June 7 marks the 49th anniversary of the Supreme Court ruling in Griswold v. Connecticut, which found that married couples have the right to contraception. The anniversary comes as the Supreme Court is set to decide whether bosses can deny their employees birth control coverage simply based on their personal beliefs.
Many of the gains women have made since 1965 — in timing and spacing our children, and also in obtaining education, entering the workforce, and moving closer to pay equity — are the direct result of the Griswold case protecting access to birth control. Plus, access to birth control has ushered in a generation of healthier women and families.
This much can be seen in Planned Parenthood Minnesota, North Dakota, South Dakota's birth control report, which details not only how birth control helps women and children, but also how access to birth control helps the economy. Did you know for every $1 spent on increasing birth control access, Minnesotan taxpayers save $4 in the short term and $15 over 5 years? Truly, when women can afford to choose a birth control that fits their needs, everyone wins.
Thanks to the Affordable Care Act, birth control is now covered as part of the preventive benefit, without co-pay. Now, nearly 50 years after the landmark Griswold ruling, will the Supreme Court turn back the clock, taking personal decisions from women and putting them in the hands of their bosses?
Birth control access lies at the heart of two cases currently being considered by the Supreme Court — brought by bosses that want to be able to impose their personal beliefs on all of their employees. These beliefs are outside the mainstream (polling shows the public supports the birth control benefit at a two-to-one margin) and go against science (these companies believe certain types of birth control induce abortion, which is patently untrue).
Planned Parenthood knows first-hand how important it is that women be able to get the method of birth control that works for them, without hurdles and without cost being a barrier.

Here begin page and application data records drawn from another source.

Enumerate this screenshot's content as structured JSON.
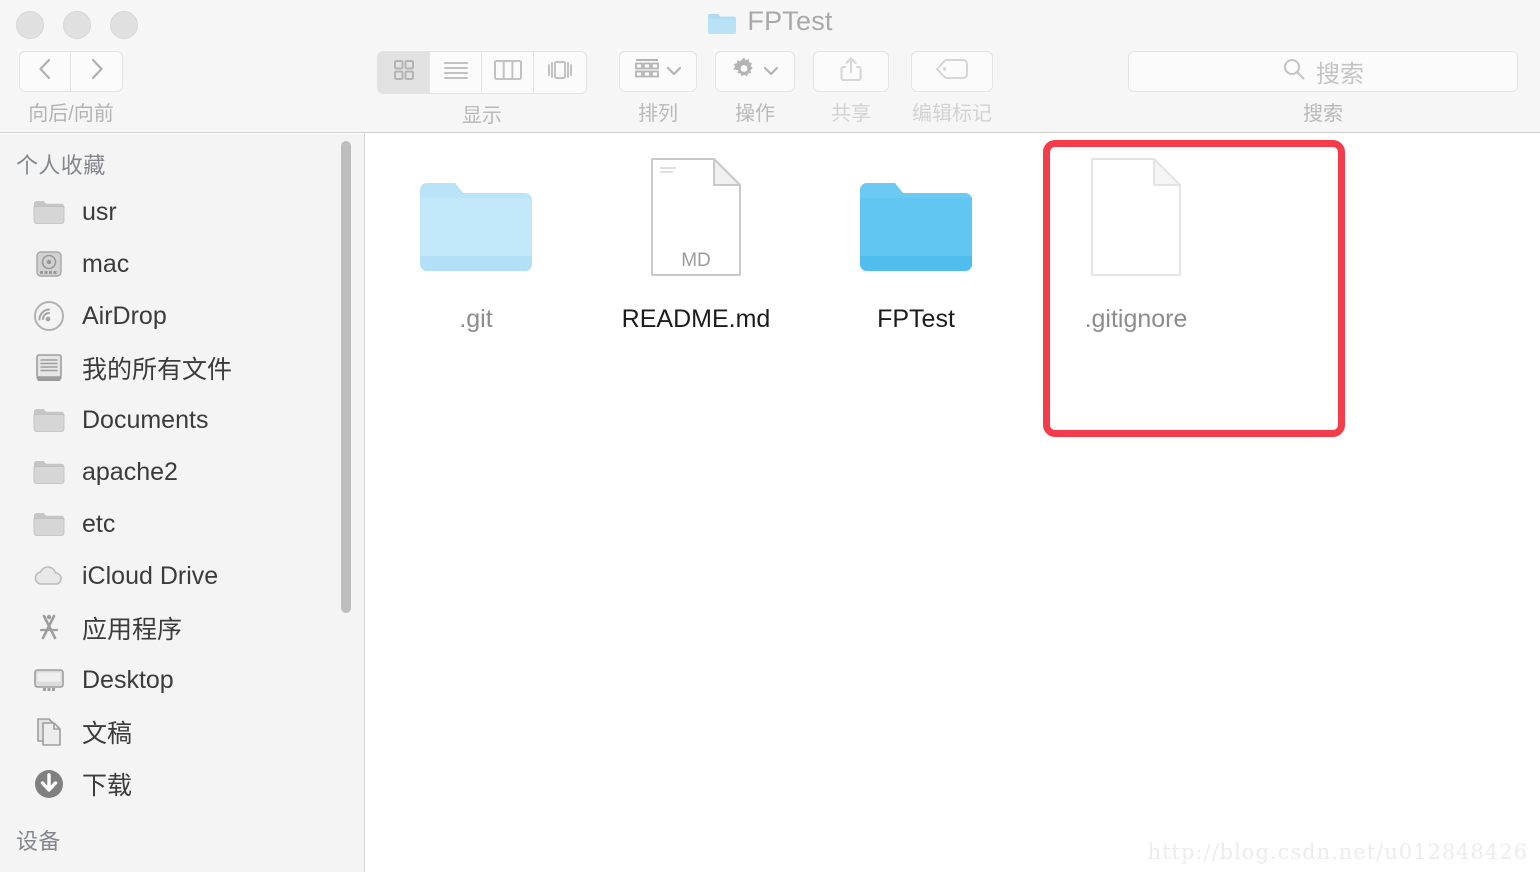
{
  "window": {
    "title": "FPTest",
    "title_icon": "folder-icon",
    "traffic_lights": [
      {
        "name": "close",
        "color": "#e0e0e0"
      },
      {
        "name": "minimize",
        "color": "#e0e0e0"
      },
      {
        "name": "zoom",
        "color": "#e0e0e0"
      }
    ]
  },
  "toolbar": {
    "nav": {
      "label": "向后/向前",
      "back_icon": "chevron-left-icon",
      "forward_icon": "chevron-right-icon"
    },
    "view": {
      "label": "显示",
      "selected": "icon",
      "options": [
        {
          "id": "icon",
          "icon": "grid-view-icon",
          "selected": true
        },
        {
          "id": "list",
          "icon": "list-view-icon",
          "selected": false
        },
        {
          "id": "column",
          "icon": "column-view-icon",
          "selected": false
        },
        {
          "id": "coverflow",
          "icon": "coverflow-view-icon",
          "selected": false
        }
      ]
    },
    "arrange": {
      "label": "排列",
      "icon": "arrange-icon",
      "chevron": "chevron-down-icon",
      "enabled": true
    },
    "action": {
      "label": "操作",
      "icon": "gear-icon",
      "chevron": "chevron-down-icon",
      "enabled": true
    },
    "share": {
      "label": "共享",
      "icon": "share-icon",
      "enabled": false
    },
    "tags": {
      "label": "编辑标记",
      "icon": "tag-icon",
      "enabled": false
    },
    "search": {
      "label": "搜索",
      "placeholder": "搜索",
      "value": "",
      "icon": "search-icon"
    }
  },
  "sidebar": {
    "sections": [
      {
        "header": "个人收藏",
        "items": [
          {
            "label": "usr",
            "icon": "folder-icon"
          },
          {
            "label": "mac",
            "icon": "hard-drive-icon"
          },
          {
            "label": "AirDrop",
            "icon": "airdrop-icon"
          },
          {
            "label": "我的所有文件",
            "icon": "all-my-files-icon"
          },
          {
            "label": "Documents",
            "icon": "folder-icon"
          },
          {
            "label": "apache2",
            "icon": "folder-icon"
          },
          {
            "label": "etc",
            "icon": "folder-icon"
          },
          {
            "label": "iCloud Drive",
            "icon": "cloud-icon"
          },
          {
            "label": "应用程序",
            "icon": "applications-icon"
          },
          {
            "label": "Desktop",
            "icon": "desktop-icon"
          },
          {
            "label": "文稿",
            "icon": "documents-icon"
          },
          {
            "label": "下载",
            "icon": "downloads-icon"
          }
        ]
      },
      {
        "header": "设备",
        "items": []
      }
    ],
    "scrollbar": {
      "name": "sidebar-scrollbar"
    }
  },
  "content": {
    "files": [
      {
        "name": ".git",
        "type": "folder",
        "hidden": true,
        "badge": ""
      },
      {
        "name": "README.md",
        "type": "document",
        "hidden": false,
        "badge": "MD"
      },
      {
        "name": "FPTest",
        "type": "folder",
        "hidden": false,
        "badge": ""
      },
      {
        "name": ".gitignore",
        "type": "document",
        "hidden": true,
        "badge": ""
      }
    ]
  },
  "annotation": {
    "name": "gitignore-highlight-box",
    "color": "#f43c4b",
    "targets": ".gitignore"
  },
  "watermark": {
    "text": "http://blog.csdn.net/u012848426"
  },
  "colors": {
    "toolbar_bg": "#f6f6f6",
    "sidebar_bg": "#f4f4f4",
    "content_bg": "#ffffff",
    "folder_blue": "#5ec3f0",
    "folder_blue_hidden": "#b5e3f8",
    "annotation_red": "#f43c4b"
  }
}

We've already seen what good the ACA's birth control benefit can do, saving women more than $483 million in out-of-pocket costs in 2013, and we don't want to see that progress undone for anyone, anywhere.
We still don't know how the Supreme Court will rule, but as the nation's leading women's health care provider and advocate, Planned Parenthood celebrates the Affordable Care Act and will continue its work to ensure that every woman — no matter where she lives or who her boss is — has access to its benefits.
HOLLY HARRISON, WEB EDITOR AND SOCIAL MEDIA COORDINATOR